TEXT OF INTERVIEW
Bill Radke: Since Apple debuted the iPad this spring, the world's leading newspapers and magazines have been rushing to put out bright, shiny tablet editions. And many early iPad users seem willing to pay for them. Now one media mogul thinks the iPad is so promising, it deserves its own, dedicated national newspaper. Marketplace's Jeff Horwich joins me now live with the details. Good morning.
Jeff Horwich: Good morning, Bill.
Radke: Jeff, who is this mogul with the deep pockets and the chutzpah to launch this project?
Horwich: This is Rupert Murdoch we're talking about. And we need to quickly give credit to the good, old-fashioned newspaper that broke this story: the LA Times. They caught wind of a plan to launch this tablet-based paper, maybe by the end of the year. Murdoch of course owns the Wall Street Journal, Fox, a bunch of papers and TV operations in Britain and Australia. And if you've listened much to him lately, the tablet paper will not come as a big surprise. Here he is evangelizing at the National Press Club:
Rupert Murdoch: You know, I got a glimpse of the future with the iPad. It is a wonderful thing -- it may well be the saving of the newspaper industry.
Most papers, of course, haven't figured out how to make money in a digital world. Murdoch loves to talk about the Wall Street Journal's iPad app, but apparently he also thinks the world needs something completely new.
Radke: And Jeff, what is so new and different about this tablet newspaper?
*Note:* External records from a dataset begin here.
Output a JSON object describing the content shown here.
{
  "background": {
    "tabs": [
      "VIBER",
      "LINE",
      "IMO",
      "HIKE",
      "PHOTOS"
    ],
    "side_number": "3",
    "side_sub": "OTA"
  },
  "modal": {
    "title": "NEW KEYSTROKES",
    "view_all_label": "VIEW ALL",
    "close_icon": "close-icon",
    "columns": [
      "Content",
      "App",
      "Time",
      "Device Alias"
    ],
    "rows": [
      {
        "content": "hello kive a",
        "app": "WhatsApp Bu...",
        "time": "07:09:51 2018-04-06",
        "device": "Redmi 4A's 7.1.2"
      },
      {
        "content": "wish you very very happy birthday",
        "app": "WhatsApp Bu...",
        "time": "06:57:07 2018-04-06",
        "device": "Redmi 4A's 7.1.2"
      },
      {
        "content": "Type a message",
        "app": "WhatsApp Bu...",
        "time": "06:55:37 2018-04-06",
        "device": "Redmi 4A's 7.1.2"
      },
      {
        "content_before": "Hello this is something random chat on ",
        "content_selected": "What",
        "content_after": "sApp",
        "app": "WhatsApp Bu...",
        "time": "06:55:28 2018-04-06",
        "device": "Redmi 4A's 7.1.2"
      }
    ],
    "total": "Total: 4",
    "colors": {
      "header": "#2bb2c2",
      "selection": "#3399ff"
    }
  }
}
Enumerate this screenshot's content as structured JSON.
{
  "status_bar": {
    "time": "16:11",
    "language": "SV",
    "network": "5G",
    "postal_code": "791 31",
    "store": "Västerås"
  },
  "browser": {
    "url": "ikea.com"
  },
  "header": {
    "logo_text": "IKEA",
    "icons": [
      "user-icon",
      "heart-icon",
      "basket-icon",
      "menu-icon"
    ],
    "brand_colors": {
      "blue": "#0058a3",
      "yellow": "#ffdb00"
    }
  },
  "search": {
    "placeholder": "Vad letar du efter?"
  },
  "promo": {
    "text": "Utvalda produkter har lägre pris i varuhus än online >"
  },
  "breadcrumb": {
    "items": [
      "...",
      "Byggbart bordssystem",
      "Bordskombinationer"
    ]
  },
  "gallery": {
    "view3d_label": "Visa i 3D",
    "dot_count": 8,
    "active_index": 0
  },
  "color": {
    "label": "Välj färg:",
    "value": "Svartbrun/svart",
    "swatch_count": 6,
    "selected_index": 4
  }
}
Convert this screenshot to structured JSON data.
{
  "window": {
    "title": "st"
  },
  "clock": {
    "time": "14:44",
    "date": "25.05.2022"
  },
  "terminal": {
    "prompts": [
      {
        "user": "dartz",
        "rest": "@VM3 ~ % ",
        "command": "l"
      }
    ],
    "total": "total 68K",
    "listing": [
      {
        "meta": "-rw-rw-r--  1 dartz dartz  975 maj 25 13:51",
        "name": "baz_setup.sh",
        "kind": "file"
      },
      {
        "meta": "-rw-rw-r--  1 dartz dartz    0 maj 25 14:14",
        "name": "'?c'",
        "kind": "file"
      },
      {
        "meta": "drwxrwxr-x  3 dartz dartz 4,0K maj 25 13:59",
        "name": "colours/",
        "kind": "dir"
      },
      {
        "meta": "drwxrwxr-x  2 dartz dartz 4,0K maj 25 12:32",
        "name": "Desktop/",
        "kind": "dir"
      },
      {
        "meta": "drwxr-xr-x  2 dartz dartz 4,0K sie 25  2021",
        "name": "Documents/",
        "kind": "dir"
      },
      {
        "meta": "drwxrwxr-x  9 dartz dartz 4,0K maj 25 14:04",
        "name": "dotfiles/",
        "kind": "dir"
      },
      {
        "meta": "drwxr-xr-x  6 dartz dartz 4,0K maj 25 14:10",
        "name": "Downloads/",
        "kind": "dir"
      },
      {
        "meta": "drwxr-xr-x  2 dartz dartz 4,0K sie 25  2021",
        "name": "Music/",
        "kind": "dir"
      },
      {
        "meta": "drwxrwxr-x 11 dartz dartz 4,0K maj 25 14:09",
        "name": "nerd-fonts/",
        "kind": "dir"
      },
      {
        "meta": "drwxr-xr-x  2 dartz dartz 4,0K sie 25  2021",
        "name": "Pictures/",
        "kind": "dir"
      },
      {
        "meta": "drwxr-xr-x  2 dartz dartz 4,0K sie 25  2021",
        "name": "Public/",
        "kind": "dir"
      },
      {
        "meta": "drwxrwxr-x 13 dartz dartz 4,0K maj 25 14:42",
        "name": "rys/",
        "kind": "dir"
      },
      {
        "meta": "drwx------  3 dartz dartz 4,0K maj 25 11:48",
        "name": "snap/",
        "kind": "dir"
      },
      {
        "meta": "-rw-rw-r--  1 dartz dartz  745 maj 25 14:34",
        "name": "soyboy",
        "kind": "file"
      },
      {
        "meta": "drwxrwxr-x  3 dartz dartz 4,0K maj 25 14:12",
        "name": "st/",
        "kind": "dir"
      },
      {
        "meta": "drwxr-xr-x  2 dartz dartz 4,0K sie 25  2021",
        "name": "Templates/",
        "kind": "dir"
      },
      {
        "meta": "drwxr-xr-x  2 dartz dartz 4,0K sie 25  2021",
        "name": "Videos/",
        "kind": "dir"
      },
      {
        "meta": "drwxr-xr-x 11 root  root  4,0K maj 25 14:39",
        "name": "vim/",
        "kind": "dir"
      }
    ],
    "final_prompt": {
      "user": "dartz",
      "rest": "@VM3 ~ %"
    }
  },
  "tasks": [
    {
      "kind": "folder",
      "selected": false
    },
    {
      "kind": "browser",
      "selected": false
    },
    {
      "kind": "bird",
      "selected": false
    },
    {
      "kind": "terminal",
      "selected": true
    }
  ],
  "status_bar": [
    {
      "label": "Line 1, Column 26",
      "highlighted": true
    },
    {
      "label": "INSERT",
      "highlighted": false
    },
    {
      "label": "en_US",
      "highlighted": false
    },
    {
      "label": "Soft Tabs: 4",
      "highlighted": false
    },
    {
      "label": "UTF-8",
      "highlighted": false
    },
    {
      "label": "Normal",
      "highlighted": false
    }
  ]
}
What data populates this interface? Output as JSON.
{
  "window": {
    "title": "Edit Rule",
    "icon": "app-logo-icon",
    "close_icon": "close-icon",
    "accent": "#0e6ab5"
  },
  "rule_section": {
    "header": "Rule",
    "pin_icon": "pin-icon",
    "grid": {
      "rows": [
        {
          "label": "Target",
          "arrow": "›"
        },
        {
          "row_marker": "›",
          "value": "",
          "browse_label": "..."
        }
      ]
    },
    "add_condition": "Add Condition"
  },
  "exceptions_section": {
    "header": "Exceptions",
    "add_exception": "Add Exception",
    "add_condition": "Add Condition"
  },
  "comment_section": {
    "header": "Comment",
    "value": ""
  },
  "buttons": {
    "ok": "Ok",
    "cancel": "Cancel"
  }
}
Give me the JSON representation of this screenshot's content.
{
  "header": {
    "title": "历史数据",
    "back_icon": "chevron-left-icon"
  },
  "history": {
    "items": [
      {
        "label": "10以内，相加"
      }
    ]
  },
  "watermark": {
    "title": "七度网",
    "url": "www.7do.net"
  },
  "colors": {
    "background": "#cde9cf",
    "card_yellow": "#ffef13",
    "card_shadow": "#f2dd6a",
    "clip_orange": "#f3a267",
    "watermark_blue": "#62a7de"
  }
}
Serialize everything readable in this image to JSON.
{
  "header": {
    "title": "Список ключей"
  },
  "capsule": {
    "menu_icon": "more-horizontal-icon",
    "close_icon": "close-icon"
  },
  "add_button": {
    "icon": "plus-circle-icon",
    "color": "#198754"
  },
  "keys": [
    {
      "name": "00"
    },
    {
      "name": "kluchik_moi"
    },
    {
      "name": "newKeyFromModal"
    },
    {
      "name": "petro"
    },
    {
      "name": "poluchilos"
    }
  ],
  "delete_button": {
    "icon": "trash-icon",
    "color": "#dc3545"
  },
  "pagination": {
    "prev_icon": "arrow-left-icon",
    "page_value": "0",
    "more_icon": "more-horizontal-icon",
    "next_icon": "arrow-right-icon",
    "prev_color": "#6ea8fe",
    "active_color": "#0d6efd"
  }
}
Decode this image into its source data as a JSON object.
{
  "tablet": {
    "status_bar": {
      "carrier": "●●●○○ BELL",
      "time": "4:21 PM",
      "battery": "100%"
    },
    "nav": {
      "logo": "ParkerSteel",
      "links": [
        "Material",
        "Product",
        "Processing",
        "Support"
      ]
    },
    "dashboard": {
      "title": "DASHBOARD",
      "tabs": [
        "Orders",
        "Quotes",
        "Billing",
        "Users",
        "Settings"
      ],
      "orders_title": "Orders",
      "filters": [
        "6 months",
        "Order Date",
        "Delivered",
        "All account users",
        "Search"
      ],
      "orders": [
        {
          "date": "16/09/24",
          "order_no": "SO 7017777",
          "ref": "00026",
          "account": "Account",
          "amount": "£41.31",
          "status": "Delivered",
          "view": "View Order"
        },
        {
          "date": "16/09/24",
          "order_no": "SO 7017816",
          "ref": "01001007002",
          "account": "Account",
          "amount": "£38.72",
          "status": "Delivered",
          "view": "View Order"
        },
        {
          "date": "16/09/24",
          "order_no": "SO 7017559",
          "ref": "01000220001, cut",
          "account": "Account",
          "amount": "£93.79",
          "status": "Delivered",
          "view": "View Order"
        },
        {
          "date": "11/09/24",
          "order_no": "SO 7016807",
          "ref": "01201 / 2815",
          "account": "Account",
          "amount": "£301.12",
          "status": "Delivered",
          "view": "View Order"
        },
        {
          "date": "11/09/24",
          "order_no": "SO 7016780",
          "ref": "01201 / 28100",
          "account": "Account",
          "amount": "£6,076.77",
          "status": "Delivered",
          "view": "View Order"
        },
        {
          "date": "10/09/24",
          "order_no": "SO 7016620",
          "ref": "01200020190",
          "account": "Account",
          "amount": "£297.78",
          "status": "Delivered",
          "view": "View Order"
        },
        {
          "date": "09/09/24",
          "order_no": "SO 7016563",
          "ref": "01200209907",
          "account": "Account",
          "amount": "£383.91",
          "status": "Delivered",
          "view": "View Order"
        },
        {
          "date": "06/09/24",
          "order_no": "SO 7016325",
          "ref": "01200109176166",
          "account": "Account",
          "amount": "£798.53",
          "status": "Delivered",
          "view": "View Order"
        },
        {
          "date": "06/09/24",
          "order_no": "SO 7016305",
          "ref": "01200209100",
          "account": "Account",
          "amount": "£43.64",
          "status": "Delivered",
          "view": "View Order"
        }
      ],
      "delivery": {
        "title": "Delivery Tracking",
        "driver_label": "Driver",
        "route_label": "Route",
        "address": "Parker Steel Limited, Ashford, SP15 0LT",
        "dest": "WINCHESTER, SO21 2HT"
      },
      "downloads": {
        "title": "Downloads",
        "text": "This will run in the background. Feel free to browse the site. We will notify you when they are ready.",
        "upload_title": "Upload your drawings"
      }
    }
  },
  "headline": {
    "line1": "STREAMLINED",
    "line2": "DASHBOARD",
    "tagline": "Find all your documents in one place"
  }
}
Horwich: Well, it's not a blogging site, not some aggregator of other news outlets' material. Murdoch's reportedly investing millions of dollars, hiring dozens of reporters and editors. The paper will be snappier and more general interest than the Wall Street Journal -- kind of USA Today-ish, maybe. And it sounds like you will have to pay for it. Murdoch is a big believer in pay walls.
Radke: Oh yes. Marketplace's Jeff Horwich. Thank you, Jeff.
Horwich: You're welcome.